The proposed bill is named in memory of Jake Snakenberg, who was a 14-year old freshman football player at Grandview High School when he passed away after suffering from what doctors diagnosed as Second Impact Syndrome. Doctors believe that in the previous week’s game, Snakenberg suffered an undiagnosed concussion and had not recovered before returning to the field and subjecting the brain to further injury.
The proposed bill requires that coaches of all youth athletic activities be educated annually in concussion recognition. The Jake Snakenberg Act also mandates that if a coach suspects that a player has sustained a concussion, the athlete must be removed from play. Before a player can return to practice or play with a suspected concussion, they must be examined by a healthcare provider and receive written clearance.
"Most likely, kids this age do not have the knowledge to recognize themselves the symptoms of a brain injury," State Senator Nancy Spence (R-Centennial), a sponsor of the bill said. "This bill is one that will keep athletes active and safe."
The Jake Snakenberg Act was introduced by Spence and co-sponsored by State Senator Linda Newell (D-Littleton) and focuses on preventing concussion recurrences through education. The proposed annual training is offered online free of cost and is open to anyone who wishes to learn about concussion recognition.

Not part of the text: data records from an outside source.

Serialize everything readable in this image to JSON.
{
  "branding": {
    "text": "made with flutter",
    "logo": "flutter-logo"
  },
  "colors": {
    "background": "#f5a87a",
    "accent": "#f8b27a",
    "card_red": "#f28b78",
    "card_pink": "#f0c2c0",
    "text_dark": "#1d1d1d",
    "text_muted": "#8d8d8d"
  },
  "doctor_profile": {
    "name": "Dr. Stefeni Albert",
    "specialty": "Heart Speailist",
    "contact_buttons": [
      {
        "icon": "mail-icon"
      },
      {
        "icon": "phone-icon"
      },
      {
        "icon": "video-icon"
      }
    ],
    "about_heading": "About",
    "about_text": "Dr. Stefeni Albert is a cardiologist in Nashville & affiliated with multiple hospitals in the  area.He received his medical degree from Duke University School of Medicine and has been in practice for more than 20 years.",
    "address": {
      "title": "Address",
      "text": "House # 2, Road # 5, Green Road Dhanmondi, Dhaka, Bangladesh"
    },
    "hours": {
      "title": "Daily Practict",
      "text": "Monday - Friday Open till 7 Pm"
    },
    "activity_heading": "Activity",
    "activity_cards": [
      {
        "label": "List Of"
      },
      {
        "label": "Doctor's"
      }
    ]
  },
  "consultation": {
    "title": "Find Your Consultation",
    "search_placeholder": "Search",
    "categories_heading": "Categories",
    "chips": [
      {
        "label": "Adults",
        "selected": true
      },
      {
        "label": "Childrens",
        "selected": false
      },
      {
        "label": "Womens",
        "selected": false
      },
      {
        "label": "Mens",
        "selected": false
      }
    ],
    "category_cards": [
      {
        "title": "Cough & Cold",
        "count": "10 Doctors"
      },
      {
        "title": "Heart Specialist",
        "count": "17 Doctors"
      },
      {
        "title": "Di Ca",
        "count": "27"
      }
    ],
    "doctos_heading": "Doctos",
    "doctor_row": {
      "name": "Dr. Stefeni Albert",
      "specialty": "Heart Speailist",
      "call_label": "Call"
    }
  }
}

More information about concussion symptoms and diagnosis is available at http://rockymountainhospitalforchildren.com.
"We want our children to be able to take advantage of all of the benefits of playing sports, like developing character, leadership and self confidence – while reducing the risks of concussions among young athletes," said Newell.
Traveling from the NFL office in New York City to take part in the bill’s presentation, Senior Advisor to the NFL Commissioner Joe Browne added the backing of NFL Commissioner Roger Goodell.
"We at the NFL believe that this is an important legislation on a crucial subject, and that is the education of and protection against concussions in youth athletes," said Browne. "On behalf of the commissioner and the NFL, I want to thank Senator Spence and Senator Newell as well as State Representatives (Ken) Summers (R-Lakewood) and (Nancy) Todd (D-Aurora) for their leadership on this issue."
Representing the Broncos, Director of Community Outreach and Ring of Fame member Billy Thompson and former wide receiver Ed McCaffrey pledged the organization’s full support of the Jake Snakenberg Act.
"Ed McCaffrey and I are really pleased to represent Broncos Owner Pat Bowlen and the entire Denver Bronco Organization here today," said Thompson. "We believe that the eventual passing of this legislation will represent a victory for parents, teachers, coaches and most importantly – every young person associated with sports in Colorado.
"We at the Broncos pledge to do whatever we can to help see that this youth sports concussion education legislation becomes law as quickly as possible because it is important."
McCaffrey followed Thompson’s remarks and drew on his personal experience with injuries throughout his 13-year NFL career.
"We know way more today than we did when I played and it is important that we take advantage of that knowledge," said McCaffrey. "I am here to say that I will do whatever I can, and I am pleased to help get this legislation passed in 2011."
The Jake Snakenberg Act now moves to the senate as a whole, where the bill’s bipartisan sponsors do not expect opposition.